Josh: How did you approach Hitchens? What was his response?

Ruiz: One of our producers, Jeff Scheftel, was a good friends of his at the time and we simply asked if we could have an afternoon to film with him. And with him, it was important that he just be himself and that’s what we wanted. We had pages we had written in his style but he ignored those and just winged it. We got so much material from him that we were able to have an extra segment of him just doing his thing. We were able to film right around the time he was starting to deal with the cancer. Even though it dates the movie, I’m glad we have one last piece with him in his prime.

Josh: Austin is an interesting little hotbed of art and entertainment. Tell me about working in that community.

Ruiz: I grew up there so for me it is home but you have to take a step back sometimes and realize how special it is. So much talent ends up in the town. I believe there’s more original theater per capita in the city than anywhere in the world (including New York). And there’s around 100 speaking roles in the movie and we’ve got a bunch of ringers in even the smallest roles. When you make a movie with that many people that are prepared and on their game that it’s only when you’re done (and we were shooting very fast) that you realized one small mistake could have derailed so much. But no one EVER did.

Josh: Now that you have gone through the app process with the film, are you interested in doing it again? Or do you view the experience as more of an experiment?

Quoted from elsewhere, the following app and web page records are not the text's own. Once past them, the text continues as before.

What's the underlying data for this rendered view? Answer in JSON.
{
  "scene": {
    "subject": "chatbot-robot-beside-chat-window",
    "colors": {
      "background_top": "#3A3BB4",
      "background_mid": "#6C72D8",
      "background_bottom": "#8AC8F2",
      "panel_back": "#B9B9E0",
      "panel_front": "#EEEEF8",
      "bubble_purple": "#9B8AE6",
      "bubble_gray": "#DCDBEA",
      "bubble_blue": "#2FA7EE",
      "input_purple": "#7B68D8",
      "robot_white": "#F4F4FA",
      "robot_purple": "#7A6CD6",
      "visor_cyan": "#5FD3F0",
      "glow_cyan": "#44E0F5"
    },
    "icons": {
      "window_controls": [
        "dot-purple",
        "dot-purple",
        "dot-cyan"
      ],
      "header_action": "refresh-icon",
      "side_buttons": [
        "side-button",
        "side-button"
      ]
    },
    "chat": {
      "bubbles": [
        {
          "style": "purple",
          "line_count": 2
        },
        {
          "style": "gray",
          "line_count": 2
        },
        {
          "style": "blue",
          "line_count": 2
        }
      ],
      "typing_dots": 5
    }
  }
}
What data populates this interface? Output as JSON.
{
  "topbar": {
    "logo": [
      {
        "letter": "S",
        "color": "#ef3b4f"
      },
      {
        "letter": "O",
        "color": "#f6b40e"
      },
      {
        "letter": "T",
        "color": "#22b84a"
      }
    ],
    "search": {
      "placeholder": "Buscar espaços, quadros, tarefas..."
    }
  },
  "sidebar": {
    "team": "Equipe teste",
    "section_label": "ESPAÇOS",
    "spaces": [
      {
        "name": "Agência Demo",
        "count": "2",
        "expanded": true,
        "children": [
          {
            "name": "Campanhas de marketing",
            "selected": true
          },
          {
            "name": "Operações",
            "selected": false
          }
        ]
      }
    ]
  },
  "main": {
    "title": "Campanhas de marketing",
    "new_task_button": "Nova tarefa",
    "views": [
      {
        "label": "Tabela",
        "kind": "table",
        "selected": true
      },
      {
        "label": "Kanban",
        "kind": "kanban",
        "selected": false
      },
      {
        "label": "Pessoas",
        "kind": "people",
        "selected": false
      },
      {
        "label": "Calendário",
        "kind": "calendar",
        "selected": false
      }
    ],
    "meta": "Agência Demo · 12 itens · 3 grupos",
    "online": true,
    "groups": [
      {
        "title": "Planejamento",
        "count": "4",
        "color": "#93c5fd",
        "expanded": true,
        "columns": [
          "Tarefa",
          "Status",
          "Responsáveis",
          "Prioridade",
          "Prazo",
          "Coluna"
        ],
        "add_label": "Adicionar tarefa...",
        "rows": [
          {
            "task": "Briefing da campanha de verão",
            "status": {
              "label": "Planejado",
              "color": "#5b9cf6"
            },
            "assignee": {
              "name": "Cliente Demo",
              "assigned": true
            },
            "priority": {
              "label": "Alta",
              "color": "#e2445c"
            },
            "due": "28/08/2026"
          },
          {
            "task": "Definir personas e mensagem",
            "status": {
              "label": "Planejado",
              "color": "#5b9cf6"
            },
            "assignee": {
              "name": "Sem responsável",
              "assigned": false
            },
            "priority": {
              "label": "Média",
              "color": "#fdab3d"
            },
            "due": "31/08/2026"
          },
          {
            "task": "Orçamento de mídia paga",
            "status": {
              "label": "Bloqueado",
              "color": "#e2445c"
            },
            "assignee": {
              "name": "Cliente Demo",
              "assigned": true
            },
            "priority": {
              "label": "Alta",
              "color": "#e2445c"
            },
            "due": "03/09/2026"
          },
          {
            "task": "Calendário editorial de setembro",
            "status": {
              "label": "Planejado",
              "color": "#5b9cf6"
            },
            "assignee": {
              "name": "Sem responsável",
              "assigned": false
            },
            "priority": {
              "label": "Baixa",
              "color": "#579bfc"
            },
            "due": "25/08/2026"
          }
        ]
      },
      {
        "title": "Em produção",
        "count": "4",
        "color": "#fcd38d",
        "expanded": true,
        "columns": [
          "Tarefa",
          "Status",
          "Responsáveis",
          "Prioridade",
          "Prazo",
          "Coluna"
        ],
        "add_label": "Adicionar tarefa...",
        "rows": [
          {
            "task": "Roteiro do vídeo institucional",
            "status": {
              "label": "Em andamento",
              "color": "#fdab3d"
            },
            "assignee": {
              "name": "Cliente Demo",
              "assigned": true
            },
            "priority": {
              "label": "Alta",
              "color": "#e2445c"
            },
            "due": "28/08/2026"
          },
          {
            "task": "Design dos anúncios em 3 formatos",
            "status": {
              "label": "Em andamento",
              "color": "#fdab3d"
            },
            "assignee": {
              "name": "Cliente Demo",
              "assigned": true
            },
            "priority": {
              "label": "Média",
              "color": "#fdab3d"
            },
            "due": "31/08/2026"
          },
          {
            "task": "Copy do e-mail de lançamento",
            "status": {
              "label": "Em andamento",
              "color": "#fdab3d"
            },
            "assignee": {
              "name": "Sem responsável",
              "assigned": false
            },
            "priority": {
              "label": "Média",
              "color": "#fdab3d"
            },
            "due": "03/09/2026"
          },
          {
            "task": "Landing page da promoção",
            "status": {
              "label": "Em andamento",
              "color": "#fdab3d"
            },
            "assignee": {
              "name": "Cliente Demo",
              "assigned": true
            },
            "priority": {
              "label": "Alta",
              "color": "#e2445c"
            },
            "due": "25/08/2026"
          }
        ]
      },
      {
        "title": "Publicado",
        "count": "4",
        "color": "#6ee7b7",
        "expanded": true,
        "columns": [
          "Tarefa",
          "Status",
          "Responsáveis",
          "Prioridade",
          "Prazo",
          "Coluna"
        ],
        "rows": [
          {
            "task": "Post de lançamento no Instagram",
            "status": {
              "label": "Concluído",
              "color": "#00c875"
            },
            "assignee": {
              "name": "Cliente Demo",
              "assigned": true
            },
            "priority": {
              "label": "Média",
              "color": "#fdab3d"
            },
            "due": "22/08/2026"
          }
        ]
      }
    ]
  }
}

Ruiz: Would we do it again the way we did it? No, because that part was a reaction to the situation but I would love to use the format again. In the end, I like creating worlds and this format opens you to a lot of opportunities. It’s a new form of self-distribution that allows you access to a larger audience. We’re in a frontier period right now and it is going to get organized very quickly. But in it are a lot of opportunities to work in a medium that is something brand new. And how often to do you get to say that?

Josh: What words of wisdom would you impart about the format to other independent filmmakers who might already be considering (or might be inspired by this post) to distribute their film as an app?

Ruiz: Produce all your content at once so you can put it out on a regular basis, get yourself a great programmer (like our Jeff Blagg) and know how you’re going to [present/market] it at the end. Because people can turn around apps very quickly now days.

Josh: Good luck to you, good sir.